While the figures listed above demonstrate the minimum number of vacation days required, they do not represent the average number of paid vacation days offered in a particular country. For instance, in the United States, there are no required paid vacation days, yet an average of 13 are offered. A 2007 report by the World Tourism Organization cataloged a sampling of nations to compare and contrast figures of the average number of vacation days offered:
Italy 42 days
France 37 days
Germany 35 days
Brazil 34 days
United Kingdom 28 days
Canada 26 days
Korea 25 days
Japan 25 days
U.S. 13 days
Even Koreans who work hundreds of more hours per year than Americans average nearly twice the number of paid vacation days.
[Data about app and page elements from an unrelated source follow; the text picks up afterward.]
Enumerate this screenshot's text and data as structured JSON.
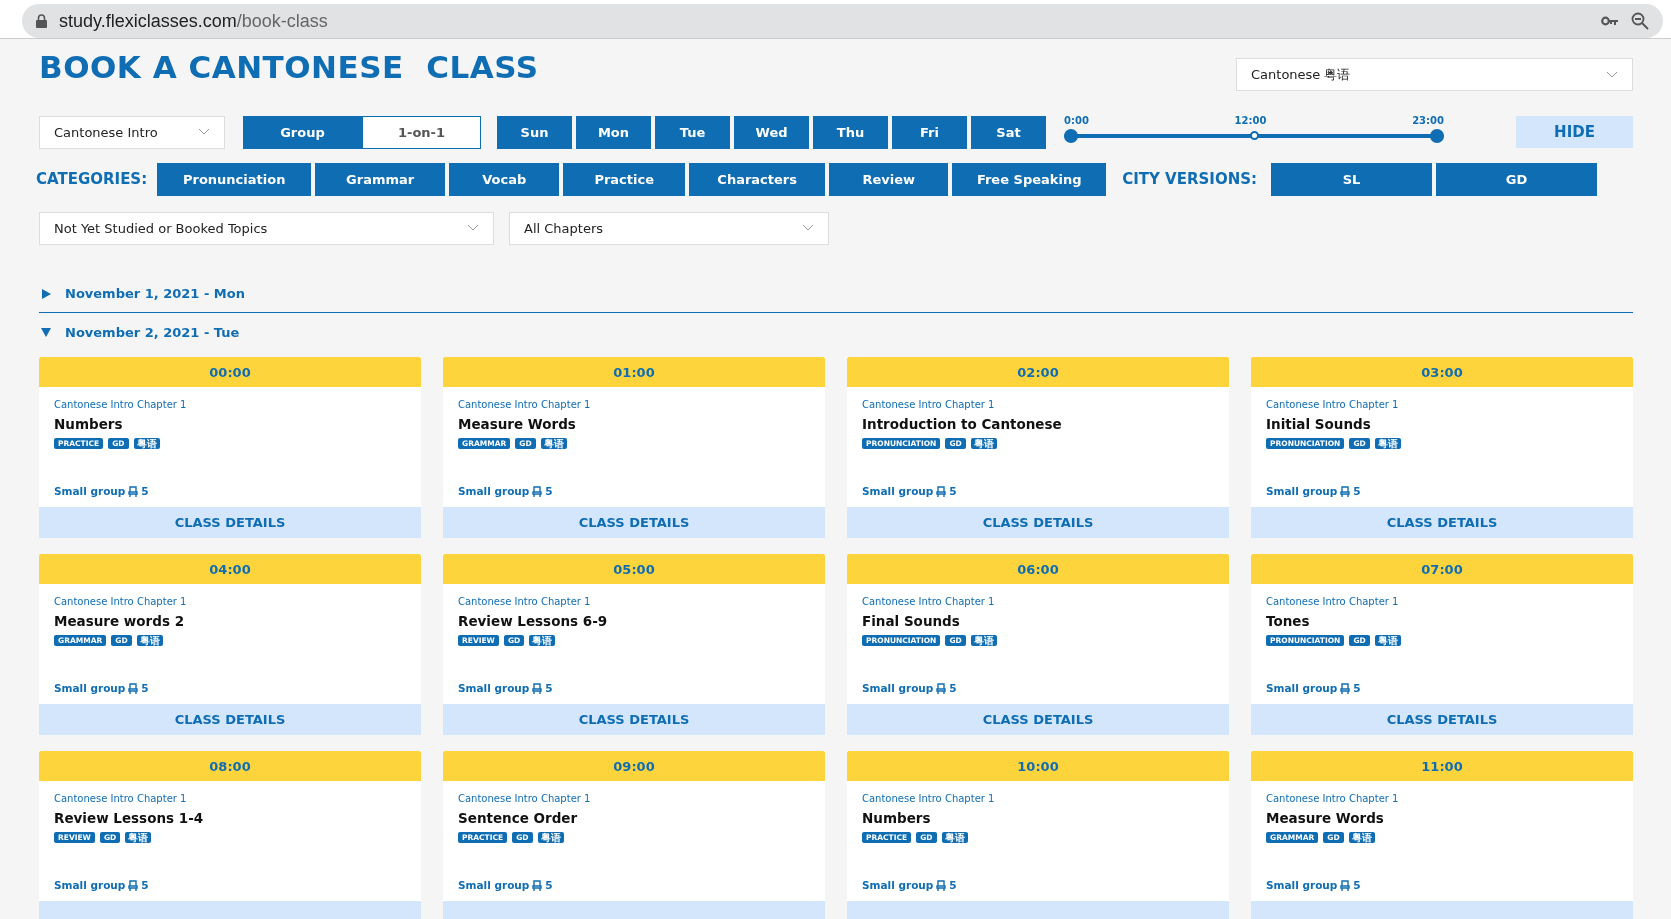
{
  "browser": {
    "url_host": "study.flexiclasses.com",
    "url_path": "/book-class"
  },
  "title": "BOOK A CANTONESE  CLASS",
  "language_select": {
    "value": "Cantonese 粤语"
  },
  "course_select": {
    "value": "Cantonese Intro"
  },
  "class_type": [
    {
      "label": "Group",
      "selected": true
    },
    {
      "label": "1-on-1",
      "selected": false
    }
  ],
  "days": [
    {
      "label": "Sun",
      "selected": true
    },
    {
      "label": "Mon",
      "selected": true
    },
    {
      "label": "Tue",
      "selected": true
    },
    {
      "label": "Wed",
      "selected": true
    },
    {
      "label": "Thu",
      "selected": true
    },
    {
      "label": "Fri",
      "selected": true
    },
    {
      "label": "Sat",
      "selected": true
    }
  ],
  "time_slider": {
    "labels": [
      "0:00",
      "12:00",
      "23:00"
    ],
    "level": 1
  },
  "hide_button": "HIDE",
  "categories_label": "CATEGORIES:",
  "categories": [
    {
      "label": "Pronunciation",
      "selected": true
    },
    {
      "label": "Grammar",
      "selected": true
    },
    {
      "label": "Vocab",
      "selected": true
    },
    {
      "label": "Practice",
      "selected": true
    },
    {
      "label": "Characters",
      "selected": true
    },
    {
      "label": "Review",
      "selected": true
    },
    {
      "label": "Free Speaking",
      "selected": true
    }
  ],
  "city_label": "CITY VERSIONS:",
  "cities": [
    {
      "label": "SL",
      "selected": true
    },
    {
      "label": "GD",
      "selected": true
    }
  ],
  "topic_filter": {
    "value": "Not Yet Studied or Booked Topics"
  },
  "chapter_filter": {
    "value": "All Chapters"
  },
  "dates": [
    {
      "label": "November 1, 2021 - Mon",
      "expanded": false
    },
    {
      "label": "November 2, 2021 - Tue",
      "expanded": true,
      "classes": [
        {
          "time": "00:00",
          "chapter": "Cantonese Intro Chapter 1",
          "title": "Numbers",
          "tags": [
            {
              "text": "PRACTICE",
              "kind": "latin"
            },
            {
              "text": "GD",
              "kind": "latin"
            },
            {
              "text": "粤语",
              "kind": "cjk"
            }
          ],
          "group": "Small group",
          "seats": "5",
          "details": "CLASS DETAILS"
        },
        {
          "time": "01:00",
          "chapter": "Cantonese Intro Chapter 1",
          "title": "Measure Words",
          "tags": [
            {
              "text": "GRAMMAR",
              "kind": "latin"
            },
            {
              "text": "GD",
              "kind": "latin"
            },
            {
              "text": "粤语",
              "kind": "cjk"
            }
          ],
          "group": "Small group",
          "seats": "5",
          "details": "CLASS DETAILS"
        },
        {
          "time": "02:00",
          "chapter": "Cantonese Intro Chapter 1",
          "title": "Introduction to Cantonese",
          "tags": [
            {
              "text": "PRONUNCIATION",
              "kind": "latin"
            },
            {
              "text": "GD",
              "kind": "latin"
            },
            {
              "text": "粤语",
              "kind": "cjk"
            }
          ],
          "group": "Small group",
          "seats": "5",
          "details": "CLASS DETAILS"
        },
        {
          "time": "03:00",
          "chapter": "Cantonese Intro Chapter 1",
          "title": "Initial Sounds",
          "tags": [
            {
              "text": "PRONUNCIATION",
              "kind": "latin"
            },
            {
              "text": "GD",
              "kind": "latin"
            },
            {
              "text": "粤语",
              "kind": "cjk"
            }
          ],
          "group": "Small group",
          "seats": "5",
          "details": "CLASS DETAILS"
        },
        {
          "time": "04:00",
          "chapter": "Cantonese Intro Chapter 1",
          "title": "Measure words 2",
          "tags": [
            {
              "text": "GRAMMAR",
              "kind": "latin"
            },
            {
              "text": "GD",
              "kind": "latin"
            },
            {
              "text": "粤语",
              "kind": "cjk"
            }
          ],
          "group": "Small group",
          "seats": "5",
          "details": "CLASS DETAILS"
        },
        {
          "time": "05:00",
          "chapter": "Cantonese Intro Chapter 1",
          "title": "Review Lessons 6-9",
          "tags": [
            {
              "text": "REVIEW",
              "kind": "latin"
            },
            {
              "text": "GD",
              "kind": "latin"
            },
            {
              "text": "粤语",
              "kind": "cjk"
            }
          ],
          "group": "Small group",
          "seats": "5",
          "details": "CLASS DETAILS"
        },
        {
          "time": "06:00",
          "chapter": "Cantonese Intro Chapter 1",
          "title": "Final Sounds",
          "tags": [
            {
              "text": "PRONUNCIATION",
              "kind": "latin"
            },
            {
              "text": "GD",
              "kind": "latin"
            },
            {
              "text": "粤语",
              "kind": "cjk"
            }
          ],
          "group": "Small group",
          "seats": "5",
          "details": "CLASS DETAILS"
        },
        {
          "time": "07:00",
          "chapter": "Cantonese Intro Chapter 1",
          "title": "Tones",
          "tags": [
            {
              "text": "PRONUNCIATION",
              "kind": "latin"
            },
            {
              "text": "GD",
              "kind": "latin"
            },
            {
              "text": "粤语",
              "kind": "cjk"
            }
          ],
          "group": "Small group",
          "seats": "5",
          "details": "CLASS DETAILS"
        },
        {
          "time": "08:00",
          "chapter": "Cantonese Intro Chapter 1",
          "title": "Review Lessons 1-4",
          "tags": [
            {
              "text": "REVIEW",
              "kind": "latin"
            },
            {
              "text": "GD",
              "kind": "latin"
            },
            {
              "text": "粤语",
              "kind": "cjk"
            }
          ],
          "group": "Small group",
          "seats": "5"
        },
        {
          "time": "09:00",
          "chapter": "Cantonese Intro Chapter 1",
          "title": "Sentence Order",
          "tags": [
            {
              "text": "PRACTICE",
              "kind": "latin"
            },
            {
              "text": "GD",
              "kind": "latin"
            },
            {
              "text": "粤语",
              "kind": "cjk"
            }
          ],
          "group": "Small group",
          "seats": "5"
        },
        {
          "time": "10:00",
          "chapter": "Cantonese Intro Chapter 1",
          "title": "Numbers",
          "tags": [
            {
              "text": "PRACTICE",
              "kind": "latin"
            },
            {
              "text": "GD",
              "kind": "latin"
            },
            {
              "text": "粤语",
              "kind": "cjk"
            }
          ],
          "group": "Small group",
          "seats": "5"
        },
        {
          "time": "11:00",
          "chapter": "Cantonese Intro Chapter 1",
          "title": "Measure Words",
          "tags": [
            {
              "text": "GRAMMAR",
              "kind": "latin"
            },
            {
              "text": "GD",
              "kind": "latin"
            },
            {
              "text": "粤语",
              "kind": "cjk"
            }
          ],
          "group": "Small group",
          "seats": "5"
        }
      ]
    }
  ]
}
On the other side of the scale, people in The Netherlands work hundreds of hours less per year than Americans, and averaged 45 paid days off at one time (recent data not available).
An important distinction here is that these are just the average paid vacation days offered, and they are increasingly not being taken in America. One in six workers in the US are unable to take any vacation days for various reasons (usually due to workload), with some people going for years without taking their offered time off.
More recently a survey conducted for Expedia.com (R) found an average of 1.8 unused vacation days per employee each year in the US. They calculate this to be worth $19.3 billion a year to their employers. Yet 71% of the workers surveyed wished that their employers gave an extra week’s paid vacation each year. And 53% of respondents did not know that US employees receive considerably less annual vacation time than their counterparts in other industrialized countries.
ABC News reports that, “But even with those 13 days off, only 57 percent of Americans take them all.” The research firm Ipsos lists the percentage of people in the following countries that used the full amount of their offered paid vacation time:
France: 89 percent
Argentina: 80 percent
Hungary: 78 percent
Britain: 77 percent
Spain: 77 percent
Saudi Arabia: 76 percent
Germany: 75 percent
Belgium: 74 percent
Turkey: 74 percent
Indonesia: 70 percent
Mexico: 67 percent
Russia: 67 percent
Italy 66 percent
Poland: 66 percent
China: 65 percent
Sweden: 63 percent
Brazil: 59 percent
India: 59 percent
Canada: 58 percent
United States: 57 percent
South Korea: 53 percent
Australia: 47 percent
South Africa: 47 percent
Japan: 33 percent
Why the discrepancy? Kathleen E. Christensen, the founder of the Workplace, Work Force and Working Families program at the Alfred P. Sloan Foundation and author of the book Workplace Flexibility: Realigning 20th-Century Jobs for a 21st-Century Workforce, states “Many of these countries have strong labor unions and the workers are more protected than in the U.S.”
Ironic that the country with the largest economy and greatest wealth in the world does not require any vacation time for the workers who create the wealth with their labor. When paid annual and holiday leave is offered, it is less than half of what most other countries receive, and of that almost half of Americans do not use all of their days.
Editors note – companion piece to this article titled Message From Corporate America: Work Longer, Harder, Faster can be found here.